By this time, I was being overwhelmed by the surfeit of Swatch logos. Of course, any venture in today's world must find sponsorship, thanks to the fascistic cutting of nationally supported arts (can't cut the military due to all those enemies of the state), but the headlong indulgence of our societies to be branded amounts to a theft of personality that I resent.
One of the other brandings was by Enel, the Italian energy producer (one wonders how much mercury and carbon dioxide they are putting into our environment). The other thing that struck me was the amount of trash being produced by the whole production (here was the irony lacking in the Swiss exhibit).
Everywhere one looked was branded garbage.
Alas I had made the decision not to carry a camera, having checked them at the airport before venturing into Venice.

We then ventured to the Arsenale section of the event, at an old warehouse building where weaponry and munitions were stored, and workers housed. My impression here was much the same as before, much gimmickery and reliance on the latest techno-philia, but very little craft and meaning.

For me, a true artist has mastered her chosen field such that it becomes secondary to what the artist has to say.
At the end of the Arsenale was a refreshing exception: a film titled "The Clock," by Christian Marclay, in which he had edited together segments of many films which followed the progression of real time, showing a watch here or clock there, in some the mention of a specific time: fantastic. Impossible to imagine the amount of research and editing involved. I did not watch but bit of it, assuming I would go back later and see the whole.
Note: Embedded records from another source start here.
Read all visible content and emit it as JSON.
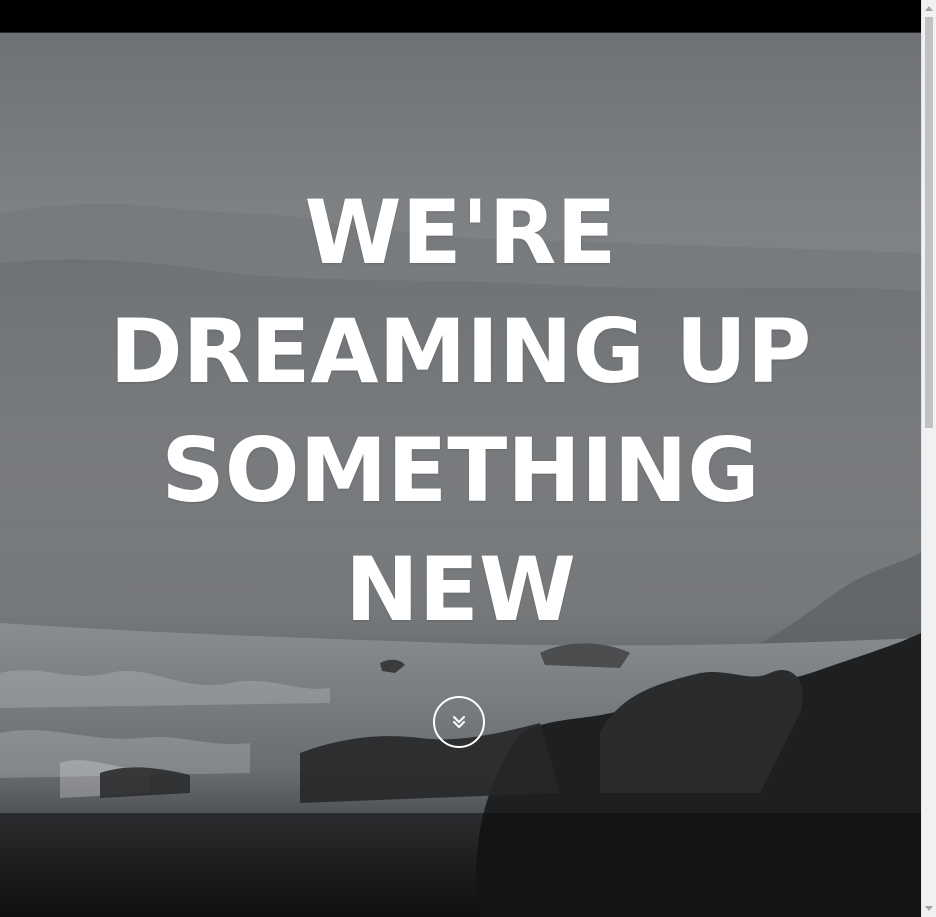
{
  "hero": {
    "headline_lines": [
      "WE'RE",
      "DREAMING UP",
      "SOMETHING",
      "NEW"
    ],
    "text_color": "#ffffff",
    "scroll_icon": "double-chevron-down-icon"
  },
  "scrollbar": {
    "up_icon": "scroll-up-arrow-icon",
    "down_icon": "scroll-down-arrow-icon"
  }
}
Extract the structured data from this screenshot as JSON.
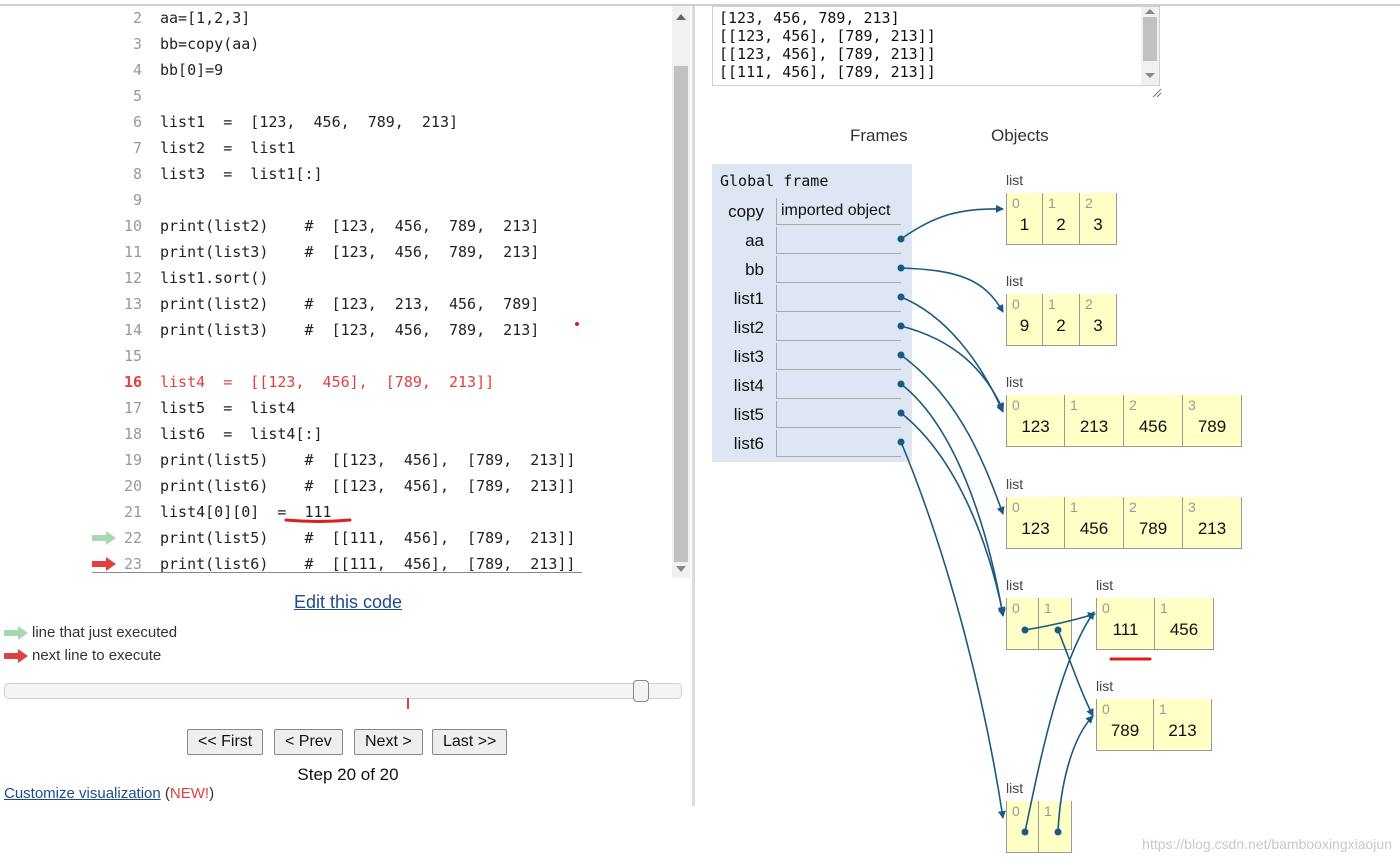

The other priority on Marjorie's list (that I had time to see) was the Palazzo Grassi, which contained a group exhibit of renowned living artists. What a relief, to see this collection of thoughtful, well-executed pieces. The highlight for me was Zhang Huan, the Chinese artist who does giant portraits using incense ash from Chinese temples. Words don't describe. This is art. Beautiful, sublime, masterful. This man will hang next to history's great artists through time.